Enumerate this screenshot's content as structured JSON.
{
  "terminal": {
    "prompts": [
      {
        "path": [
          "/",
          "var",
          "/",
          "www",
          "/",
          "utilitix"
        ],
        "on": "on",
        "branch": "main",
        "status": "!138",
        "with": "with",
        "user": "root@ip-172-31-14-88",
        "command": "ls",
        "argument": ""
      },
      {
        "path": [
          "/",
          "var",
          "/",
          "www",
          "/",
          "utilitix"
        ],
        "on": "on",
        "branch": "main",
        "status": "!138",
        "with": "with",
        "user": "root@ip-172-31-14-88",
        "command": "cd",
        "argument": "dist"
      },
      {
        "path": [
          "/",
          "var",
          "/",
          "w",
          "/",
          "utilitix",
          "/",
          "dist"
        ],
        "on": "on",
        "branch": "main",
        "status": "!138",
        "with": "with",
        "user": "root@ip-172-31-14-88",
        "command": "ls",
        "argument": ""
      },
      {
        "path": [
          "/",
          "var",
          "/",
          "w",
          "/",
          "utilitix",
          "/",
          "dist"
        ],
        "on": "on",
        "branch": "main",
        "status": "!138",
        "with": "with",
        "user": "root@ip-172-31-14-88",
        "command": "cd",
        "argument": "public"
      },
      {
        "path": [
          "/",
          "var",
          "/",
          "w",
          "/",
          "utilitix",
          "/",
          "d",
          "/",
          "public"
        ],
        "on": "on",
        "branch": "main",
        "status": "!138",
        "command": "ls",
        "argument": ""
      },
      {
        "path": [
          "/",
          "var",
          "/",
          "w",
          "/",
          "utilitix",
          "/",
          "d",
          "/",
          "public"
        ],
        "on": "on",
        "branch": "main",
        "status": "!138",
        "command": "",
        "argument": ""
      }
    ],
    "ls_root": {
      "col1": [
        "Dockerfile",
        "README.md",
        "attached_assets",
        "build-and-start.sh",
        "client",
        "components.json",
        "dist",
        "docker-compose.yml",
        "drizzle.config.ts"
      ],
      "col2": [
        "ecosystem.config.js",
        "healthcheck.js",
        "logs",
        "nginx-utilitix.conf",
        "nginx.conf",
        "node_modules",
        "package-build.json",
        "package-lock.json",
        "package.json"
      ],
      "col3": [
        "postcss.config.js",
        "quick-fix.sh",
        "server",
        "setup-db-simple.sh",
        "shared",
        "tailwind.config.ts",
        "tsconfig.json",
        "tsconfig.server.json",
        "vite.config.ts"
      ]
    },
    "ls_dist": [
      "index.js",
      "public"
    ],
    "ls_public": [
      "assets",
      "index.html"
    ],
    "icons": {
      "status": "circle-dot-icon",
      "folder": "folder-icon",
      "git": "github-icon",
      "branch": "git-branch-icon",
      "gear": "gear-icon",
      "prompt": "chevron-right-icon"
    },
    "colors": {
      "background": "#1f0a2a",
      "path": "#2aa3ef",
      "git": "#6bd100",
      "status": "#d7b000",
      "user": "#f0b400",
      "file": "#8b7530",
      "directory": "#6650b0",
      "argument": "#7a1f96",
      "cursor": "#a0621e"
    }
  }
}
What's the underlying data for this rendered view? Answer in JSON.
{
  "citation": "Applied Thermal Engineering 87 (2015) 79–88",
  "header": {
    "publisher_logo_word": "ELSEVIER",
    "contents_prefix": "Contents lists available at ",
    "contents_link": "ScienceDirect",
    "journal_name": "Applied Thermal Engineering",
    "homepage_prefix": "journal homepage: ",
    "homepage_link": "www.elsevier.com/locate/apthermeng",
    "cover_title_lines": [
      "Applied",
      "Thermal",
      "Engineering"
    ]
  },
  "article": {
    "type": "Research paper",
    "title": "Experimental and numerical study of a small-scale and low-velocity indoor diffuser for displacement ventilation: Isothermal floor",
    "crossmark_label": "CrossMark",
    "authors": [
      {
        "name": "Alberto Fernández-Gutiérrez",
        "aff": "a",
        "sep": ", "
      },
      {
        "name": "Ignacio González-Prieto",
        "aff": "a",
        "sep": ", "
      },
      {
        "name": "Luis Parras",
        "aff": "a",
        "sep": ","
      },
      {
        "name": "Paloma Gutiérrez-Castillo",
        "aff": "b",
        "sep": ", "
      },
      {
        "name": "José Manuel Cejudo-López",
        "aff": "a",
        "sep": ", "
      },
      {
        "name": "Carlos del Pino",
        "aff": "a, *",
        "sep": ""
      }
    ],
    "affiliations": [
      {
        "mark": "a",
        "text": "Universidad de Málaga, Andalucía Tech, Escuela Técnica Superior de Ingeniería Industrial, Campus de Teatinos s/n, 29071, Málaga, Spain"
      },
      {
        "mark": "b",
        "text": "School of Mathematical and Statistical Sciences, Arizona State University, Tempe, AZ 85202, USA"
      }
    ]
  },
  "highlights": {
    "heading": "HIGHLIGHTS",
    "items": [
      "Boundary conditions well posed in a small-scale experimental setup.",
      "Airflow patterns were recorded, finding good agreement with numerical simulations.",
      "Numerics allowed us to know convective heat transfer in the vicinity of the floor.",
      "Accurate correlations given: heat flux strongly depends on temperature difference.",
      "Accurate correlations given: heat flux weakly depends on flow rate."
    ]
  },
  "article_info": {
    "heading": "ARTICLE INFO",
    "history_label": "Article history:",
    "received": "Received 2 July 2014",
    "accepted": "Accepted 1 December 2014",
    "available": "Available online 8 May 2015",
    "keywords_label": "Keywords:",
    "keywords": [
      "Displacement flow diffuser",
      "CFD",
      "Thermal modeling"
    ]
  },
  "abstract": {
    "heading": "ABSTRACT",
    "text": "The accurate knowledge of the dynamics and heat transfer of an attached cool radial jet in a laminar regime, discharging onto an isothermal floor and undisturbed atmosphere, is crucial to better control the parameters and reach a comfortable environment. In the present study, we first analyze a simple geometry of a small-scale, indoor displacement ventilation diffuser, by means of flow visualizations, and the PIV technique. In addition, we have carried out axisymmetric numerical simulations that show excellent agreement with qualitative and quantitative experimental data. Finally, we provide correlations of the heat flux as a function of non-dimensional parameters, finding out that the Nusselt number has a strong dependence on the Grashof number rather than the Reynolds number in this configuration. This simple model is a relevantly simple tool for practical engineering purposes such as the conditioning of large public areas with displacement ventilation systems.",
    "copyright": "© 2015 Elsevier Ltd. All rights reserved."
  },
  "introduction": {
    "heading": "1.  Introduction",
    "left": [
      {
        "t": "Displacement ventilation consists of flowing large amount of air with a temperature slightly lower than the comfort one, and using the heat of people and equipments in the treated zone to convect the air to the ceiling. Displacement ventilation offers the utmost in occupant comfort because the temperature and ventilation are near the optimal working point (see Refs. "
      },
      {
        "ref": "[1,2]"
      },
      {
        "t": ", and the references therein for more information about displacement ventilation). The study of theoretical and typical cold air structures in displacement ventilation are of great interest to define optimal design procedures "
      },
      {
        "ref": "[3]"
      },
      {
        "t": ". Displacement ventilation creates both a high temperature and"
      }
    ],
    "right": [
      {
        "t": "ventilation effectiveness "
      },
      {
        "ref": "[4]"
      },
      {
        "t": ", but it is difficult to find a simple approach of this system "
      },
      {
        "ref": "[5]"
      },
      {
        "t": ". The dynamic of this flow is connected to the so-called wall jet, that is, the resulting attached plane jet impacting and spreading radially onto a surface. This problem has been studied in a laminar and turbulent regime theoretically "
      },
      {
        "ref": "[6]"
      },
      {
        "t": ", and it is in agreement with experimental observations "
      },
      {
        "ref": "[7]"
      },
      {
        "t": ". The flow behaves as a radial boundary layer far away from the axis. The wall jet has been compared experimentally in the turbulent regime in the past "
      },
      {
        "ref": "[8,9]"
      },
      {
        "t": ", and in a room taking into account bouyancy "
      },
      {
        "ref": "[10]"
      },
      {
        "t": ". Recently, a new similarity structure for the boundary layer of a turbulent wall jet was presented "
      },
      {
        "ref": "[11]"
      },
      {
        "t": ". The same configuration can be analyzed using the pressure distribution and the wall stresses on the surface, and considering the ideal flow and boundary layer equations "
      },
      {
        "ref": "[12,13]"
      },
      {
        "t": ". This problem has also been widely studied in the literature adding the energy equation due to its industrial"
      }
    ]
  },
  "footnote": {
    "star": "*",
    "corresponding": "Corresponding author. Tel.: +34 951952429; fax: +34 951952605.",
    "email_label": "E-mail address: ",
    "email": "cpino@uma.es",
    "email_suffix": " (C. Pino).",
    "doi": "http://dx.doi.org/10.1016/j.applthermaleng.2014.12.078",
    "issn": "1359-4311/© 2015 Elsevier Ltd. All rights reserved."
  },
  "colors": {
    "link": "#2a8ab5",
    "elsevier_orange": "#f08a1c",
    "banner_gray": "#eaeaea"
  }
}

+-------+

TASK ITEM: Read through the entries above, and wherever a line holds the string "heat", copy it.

ANSWER FOR THIS EXERCISE:
      "Numerics allowed us to know convective heat transfer in the vicinity of the floor.",
      "Accurate correlations given: heat flux strongly depends on temperature difference.",
      "Accurate correlations given: heat flux weakly depends on flow rate."
    "text": "The accurate knowledge of the dynamics and heat transfer of an attached cool radial jet in a laminar regime, discharging onto an isothermal floor and undisturbed atmosphere, is crucial to better control the parameters and reach a comfortable environment. In the present study, we first analyze a simple geometry of a small-scale, indoor displacement ventilation diffuser, by means of flow visualizations, and the PIV technique. In addition, we have carried out axisymmetric numerical simulations that show excellent agreement with qualitative and quantitative experimental data. Finally, we provide correlations of the heat flux as a function of non-dimensional parameters, finding out that the Nusselt number has a strong dependence on the Grashof number rather than the Reynolds number in this configuration. This simple model is a relevantly simple tool for practical engineering purposes such as the conditioning of large public areas with displacement ventilation systems.",
        "t": "Displacement ventilation consists of flowing large amount of air with a temperature slightly lower than the comfort one, and using the heat of people and equipments in the treated zone to convect the air to the ceiling. Displacement ventilation offers the utmost in occupant comfort because the temperature and ventilation are near the optimal working point (see Refs. "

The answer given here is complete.